**Problem requirements:** Pictures aside, write every record out again word for word.

**Material to process:**
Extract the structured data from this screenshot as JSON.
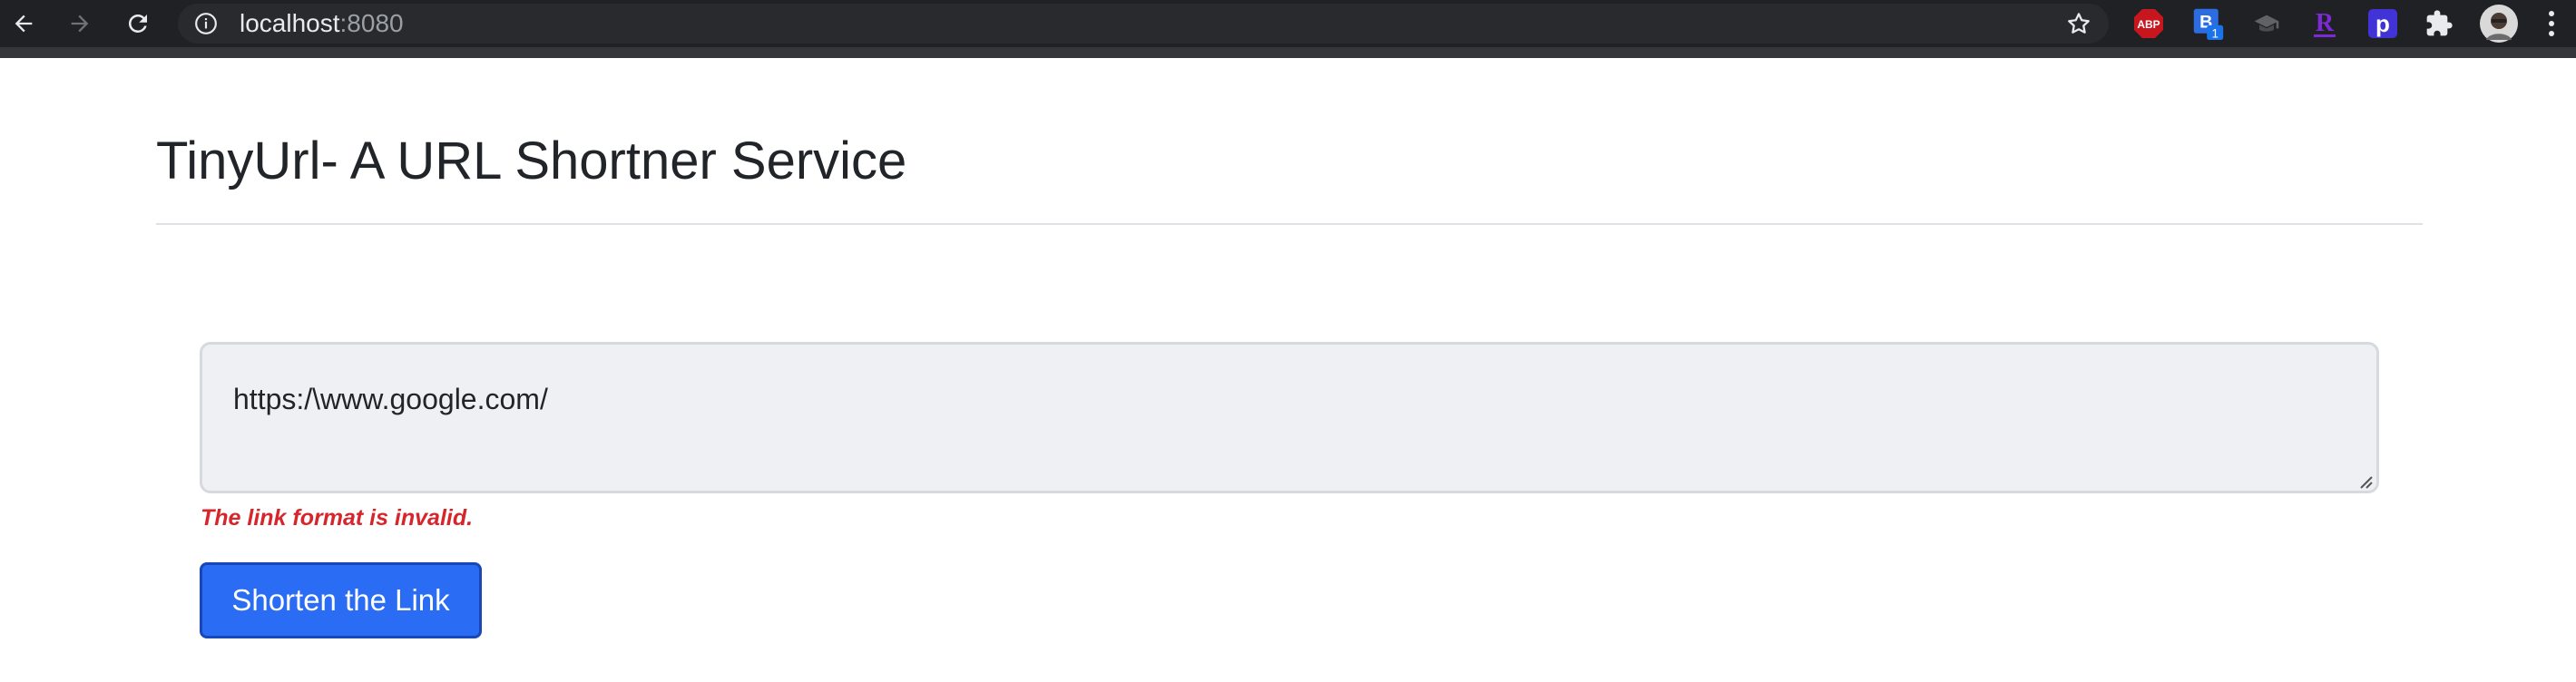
{
  "browser": {
    "url_host": "localhost",
    "url_port": ":8080",
    "extensions": [
      {
        "name": "adblock-plus-icon",
        "label": "ABP",
        "color": "#c7161e"
      },
      {
        "name": "bitwarden-icon",
        "label": "B",
        "badge": "1",
        "color": "#2b6de0"
      },
      {
        "name": "graduation-cap-icon",
        "label": "",
        "color": "#5f6368"
      },
      {
        "name": "r-extension-icon",
        "label": "R",
        "color": "#7b2ad6"
      },
      {
        "name": "p-extension-icon",
        "label": "p",
        "color": "#4233d6"
      },
      {
        "name": "puzzle-icon",
        "label": "",
        "color": "#e8eaed"
      }
    ]
  },
  "page": {
    "title": "TinyUrl- A URL Shortner Service",
    "link_input_value": "https:/\\www.google.com/",
    "error_message": "The link format is invalid.",
    "submit_label": "Shorten the Link"
  },
  "colors": {
    "chrome_bg": "#202124",
    "primary_button": "#2a6df4",
    "error_text": "#d7262b",
    "input_bg": "#eef0f4"
  }
}
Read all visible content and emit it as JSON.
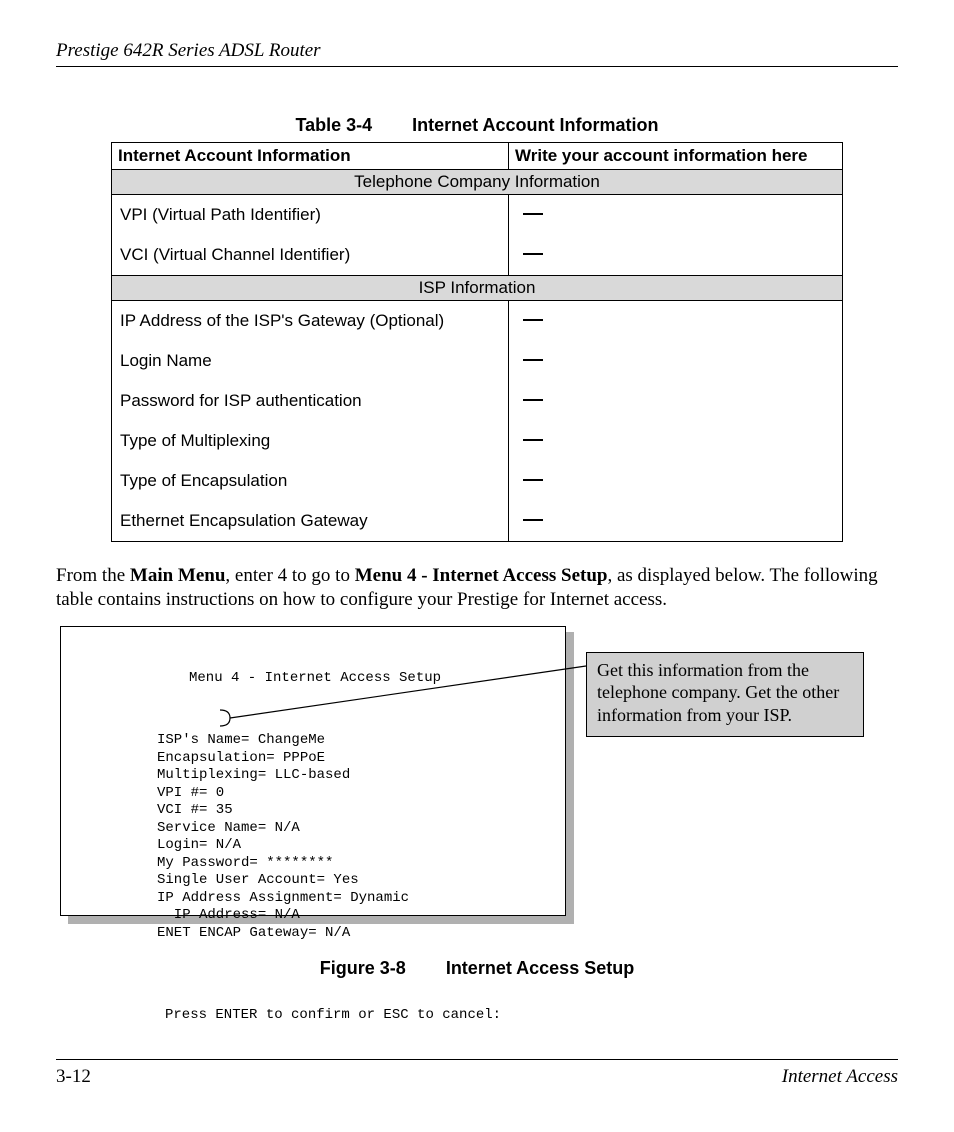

**Solution below:**
Extract the structured data from this screenshot as JSON.
{
  "browser": {
    "url_host": "localhost",
    "url_port": ":8080",
    "extensions": [
      {
        "name": "adblock-plus-icon",
        "label": "ABP",
        "color": "#c7161e"
      },
      {
        "name": "bitwarden-icon",
        "label": "B",
        "badge": "1",
        "color": "#2b6de0"
      },
      {
        "name": "graduation-cap-icon",
        "label": "",
        "color": "#5f6368"
      },
      {
        "name": "r-extension-icon",
        "label": "R",
        "color": "#7b2ad6"
      },
      {
        "name": "p-extension-icon",
        "label": "p",
        "color": "#4233d6"
      },
      {
        "name": "puzzle-icon",
        "label": "",
        "color": "#e8eaed"
      }
    ]
  },
  "page": {
    "title": "TinyUrl- A URL Shortner Service",
    "link_input_value": "https:/\\www.google.com/",
    "error_message": "The link format is invalid.",
    "submit_label": "Shorten the Link"
  },
  "colors": {
    "chrome_bg": "#202124",
    "primary_button": "#2a6df4",
    "error_text": "#d7262b",
    "input_bg": "#eef0f4"
  }
}
Read all visible content and emit it as JSON.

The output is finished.